## ACTIVITY
For this exercise, please find the lines in the entries that include the word "false" and copy them.

........

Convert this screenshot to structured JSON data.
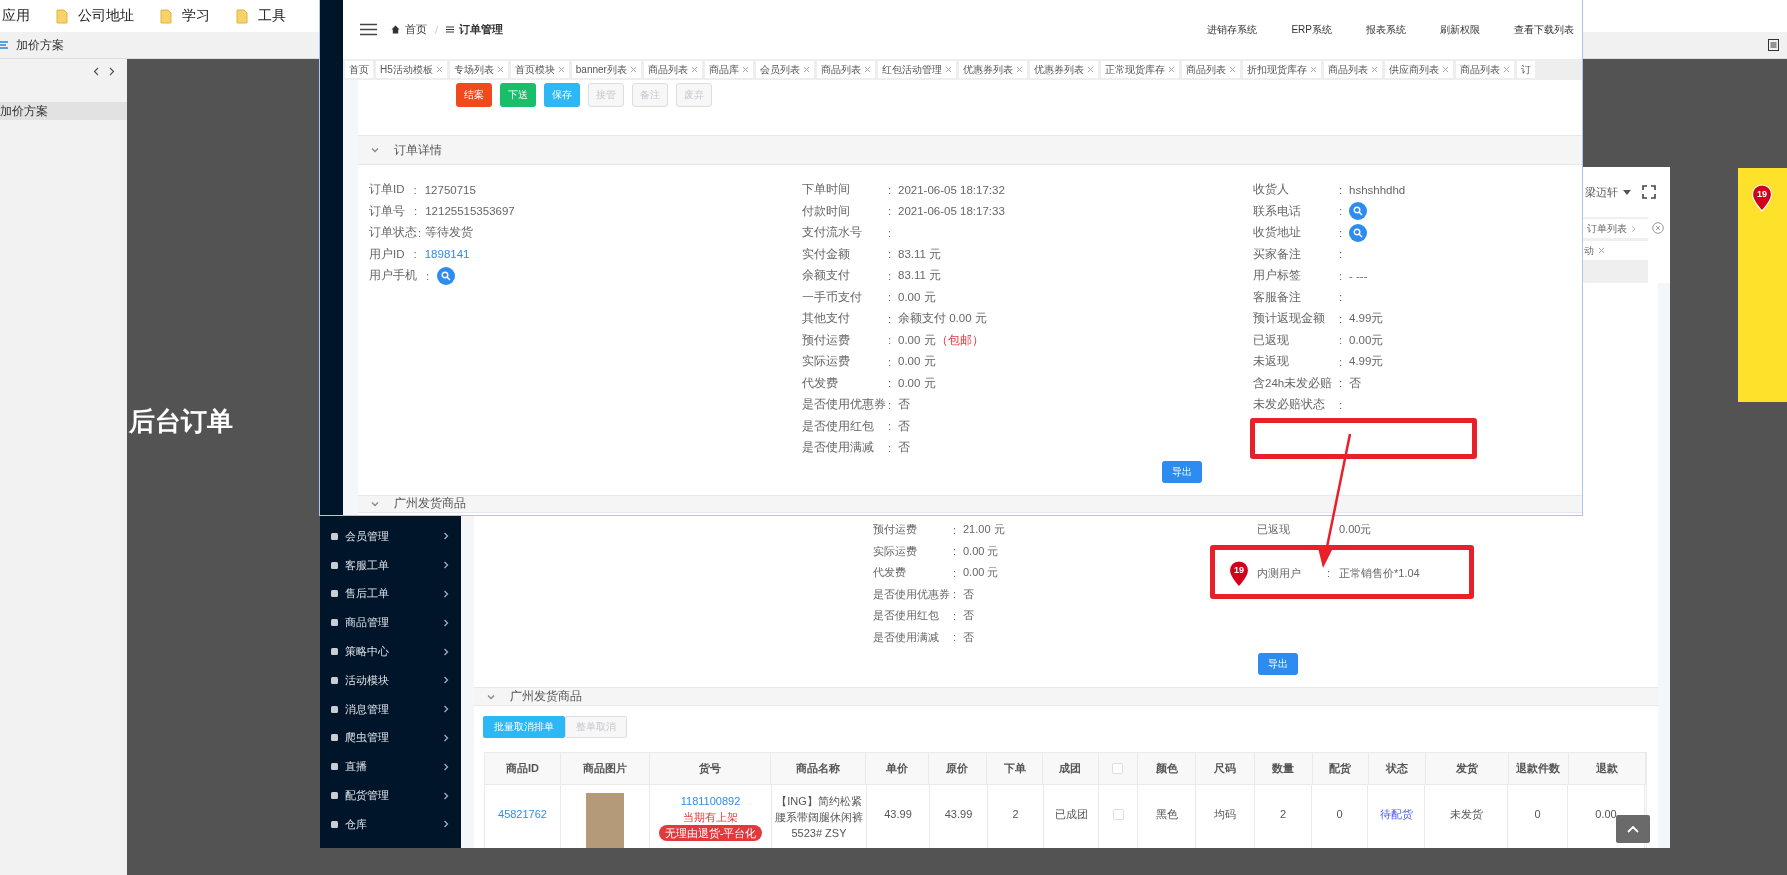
{
  "bookmarks_bar": {
    "items": [
      {
        "label": "应用",
        "kind": "apps"
      },
      {
        "label": "公司地址",
        "kind": "folder"
      },
      {
        "label": "学习",
        "kind": "folder"
      },
      {
        "label": "工具",
        "kind": "folder"
      }
    ]
  },
  "doc_bar": {
    "title": "加价方案"
  },
  "doc_sidebar": {
    "items": [
      {
        "label": "加价方案",
        "selected": true
      }
    ]
  },
  "canvas": {
    "heading": "后台订单"
  },
  "back_screenshot": {
    "user_name": "梁迈轩",
    "tabs": [
      {
        "label": "订单列表",
        "kind": "arrow"
      },
      {
        "label": "动",
        "kind": "closable"
      }
    ],
    "sidebar": [
      {
        "label": "会员管理"
      },
      {
        "label": "客服工单"
      },
      {
        "label": "售后工单"
      },
      {
        "label": "商品管理"
      },
      {
        "label": "策略中心"
      },
      {
        "label": "活动模块"
      },
      {
        "label": "消息管理"
      },
      {
        "label": "爬虫管理"
      },
      {
        "label": "直播"
      },
      {
        "label": "配货管理"
      },
      {
        "label": "仓库"
      }
    ],
    "left_fields": [
      {
        "label": "预付运费",
        "sep": ":",
        "value": "21.00 元"
      },
      {
        "label": "实际运费",
        "sep": ":",
        "value": "0.00 元"
      },
      {
        "label": "代发费",
        "sep": ":",
        "value": "0.00 元"
      },
      {
        "label": "是否使用优惠券",
        "sep": ":",
        "value": "否"
      },
      {
        "label": "是否使用红包",
        "sep": ":",
        "value": "否"
      },
      {
        "label": "是否使用满减",
        "sep": ":",
        "value": "否"
      }
    ],
    "right_fields": [
      {
        "label": "已返现",
        "value": "0.00元",
        "kind": "plain"
      },
      {
        "label": "内测用户",
        "sep": ":",
        "value": "正常销售价*1.04",
        "kind": "pinned",
        "pin": "19"
      }
    ],
    "export_button": "导出",
    "goods_section": {
      "title": "广州发货商品",
      "expanded": true
    },
    "goods_buttons": [
      {
        "label": "批量取消排单",
        "kind": "info"
      },
      {
        "label": "整单取消",
        "kind": "disabled"
      }
    ],
    "table": {
      "columns": [
        {
          "kind": "text",
          "label": "商品ID"
        },
        {
          "kind": "text",
          "label": "商品图片"
        },
        {
          "kind": "text",
          "label": "货号"
        },
        {
          "kind": "text",
          "label": "商品名称"
        },
        {
          "kind": "text",
          "label": "单价"
        },
        {
          "kind": "text",
          "label": "原价"
        },
        {
          "kind": "text",
          "label": "下单"
        },
        {
          "kind": "text",
          "label": "成团"
        },
        {
          "kind": "checkbox",
          "checked": false
        },
        {
          "kind": "text",
          "label": "颜色"
        },
        {
          "kind": "text",
          "label": "尺码"
        },
        {
          "kind": "text",
          "label": "数量"
        },
        {
          "kind": "text",
          "label": "配货"
        },
        {
          "kind": "text",
          "label": "状态"
        },
        {
          "kind": "text",
          "label": "发货"
        },
        {
          "kind": "text",
          "label": "退款件数"
        },
        {
          "kind": "text",
          "label": "退款"
        }
      ],
      "rows": [
        {
          "cells": [
            {
              "kind": "link",
              "text": "45821762"
            },
            {
              "kind": "photo"
            },
            {
              "kind": "sku",
              "code": "1181100892",
              "status": "当期有上架",
              "tag": "无理由退货-平台化"
            },
            {
              "kind": "text",
              "text": "【ING】简约松紧腰系带阔腿休闲裤 5523# ZSY"
            },
            {
              "kind": "text",
              "text": "43.99"
            },
            {
              "kind": "text",
              "text": "43.99"
            },
            {
              "kind": "text",
              "text": "2"
            },
            {
              "kind": "text",
              "text": "已成团"
            },
            {
              "kind": "checkbox",
              "checked": false
            },
            {
              "kind": "text",
              "text": "黑色"
            },
            {
              "kind": "text",
              "text": "均码"
            },
            {
              "kind": "text",
              "text": "2"
            },
            {
              "kind": "text",
              "text": "0"
            },
            {
              "kind": "status",
              "text": "待配货"
            },
            {
              "kind": "text",
              "text": "未发货"
            },
            {
              "kind": "text",
              "text": "0"
            },
            {
              "kind": "text",
              "text": "0.00"
            }
          ]
        }
      ]
    }
  },
  "front_screenshot": {
    "breadcrumb": [
      {
        "label": "首页",
        "kind": "home"
      },
      {
        "label": "订单管理",
        "kind": "list"
      }
    ],
    "breadcrumb_separator": "/",
    "header_links": [
      "进销存系统",
      "ERP系统",
      "报表系统",
      "刷新权限",
      "查看下载列表"
    ],
    "tabs": [
      {
        "label": "首页",
        "closable": false
      },
      {
        "label": "H5活动模板",
        "closable": true
      },
      {
        "label": "专场列表",
        "closable": true
      },
      {
        "label": "首页模块",
        "closable": true
      },
      {
        "label": "banner列表",
        "closable": true
      },
      {
        "label": "商品列表",
        "closable": true
      },
      {
        "label": "商品库",
        "closable": true
      },
      {
        "label": "会员列表",
        "closable": true
      },
      {
        "label": "商品列表",
        "closable": true
      },
      {
        "label": "红包活动管理",
        "closable": true
      },
      {
        "label": "优惠券列表",
        "closable": true
      },
      {
        "label": "优惠券列表",
        "closable": true
      },
      {
        "label": "正常现货库存",
        "closable": true
      },
      {
        "label": "商品列表",
        "closable": true
      },
      {
        "label": "折扣现货库存",
        "closable": true
      },
      {
        "label": "商品列表",
        "closable": true
      },
      {
        "label": "供应商列表",
        "closable": true
      },
      {
        "label": "商品列表",
        "closable": true
      },
      {
        "label": "订",
        "closable": false
      }
    ],
    "actions": [
      {
        "label": "结案",
        "kind": "danger"
      },
      {
        "label": "下送",
        "kind": "success"
      },
      {
        "label": "保存",
        "kind": "info"
      },
      {
        "label": "接管",
        "kind": "disabled"
      },
      {
        "label": "备注",
        "kind": "disabled"
      },
      {
        "label": "废弃",
        "kind": "disabled"
      }
    ],
    "detail_section": {
      "title": "订单详情",
      "expanded": true
    },
    "columns": [
      [
        {
          "label": "订单ID",
          "sep": ":",
          "value": "12750715",
          "kind": "text"
        },
        {
          "label": "订单号",
          "sep": ":",
          "value": "12125515353697",
          "kind": "text"
        },
        {
          "label": "订单状态",
          "sep": ":",
          "value": "等待发货",
          "kind": "tight"
        },
        {
          "label": "用户ID",
          "sep": ":",
          "value": "1898141",
          "kind": "link"
        },
        {
          "label": "用户手机",
          "sep": ":",
          "kind": "search"
        }
      ],
      [
        {
          "label": "下单时间",
          "sep": ":",
          "value": "2021-06-05 18:17:32",
          "kind": "text"
        },
        {
          "label": "付款时间",
          "sep": ":",
          "value": "2021-06-05 18:17:33",
          "kind": "text"
        },
        {
          "label": "支付流水号",
          "sep": ":",
          "kind": "text"
        },
        {
          "label": "实付金额",
          "sep": ":",
          "value": "83.11 元",
          "kind": "text"
        },
        {
          "label": "余额支付",
          "sep": ":",
          "value": "83.11 元",
          "kind": "text"
        },
        {
          "label": "一手币支付",
          "sep": ":",
          "value": "0.00 元",
          "kind": "text"
        },
        {
          "label": "其他支付",
          "sep": ":",
          "value": "余额支付 0.00 元",
          "kind": "text"
        },
        {
          "label": "预付运费",
          "sep": ":",
          "value": "0.00 元",
          "note": "（包邮）",
          "kind": "text"
        },
        {
          "label": "实际运费",
          "sep": ":",
          "value": "0.00 元",
          "kind": "text"
        },
        {
          "label": "代发费",
          "sep": ":",
          "value": "0.00 元",
          "kind": "text"
        },
        {
          "label": "是否使用优惠券",
          "sep": ":",
          "value": "否",
          "kind": "text"
        },
        {
          "label": "是否使用红包",
          "sep": ":",
          "value": "否",
          "kind": "text"
        },
        {
          "label": "是否使用满减",
          "sep": ":",
          "value": "否",
          "kind": "text"
        }
      ],
      [
        {
          "label": "收货人",
          "sep": ":",
          "value": "hshshhdhd",
          "kind": "text"
        },
        {
          "label": "联系电话",
          "sep": ":",
          "kind": "search"
        },
        {
          "label": "收货地址",
          "sep": ":",
          "kind": "search"
        },
        {
          "label": "买家备注",
          "sep": ":",
          "kind": "text"
        },
        {
          "label": "用户标签",
          "sep": ":",
          "value": "- ---",
          "kind": "text"
        },
        {
          "label": "客服备注",
          "sep": ":",
          "kind": "text"
        },
        {
          "label": "预计返现金额",
          "sep": ":",
          "value": "4.99元",
          "kind": "text"
        },
        {
          "label": "已返现",
          "sep": ":",
          "value": "0.00元",
          "kind": "text"
        },
        {
          "label": "未返现",
          "sep": ":",
          "value": "4.99元",
          "kind": "text"
        },
        {
          "label": "含24h未发必赔",
          "sep": ":",
          "value": "否",
          "kind": "text"
        },
        {
          "label": "未发必赔状态",
          "sep": ":",
          "kind": "text"
        }
      ]
    ],
    "export_button": "导出",
    "next_section": {
      "title": "广州发货商品",
      "expanded": true
    }
  },
  "sticky_note": {
    "pin": "19"
  }
}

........

## RESPONSE FOR THIS EXERCISE
          "checked": false
              "checked": false
        "closable": false
        "closable": false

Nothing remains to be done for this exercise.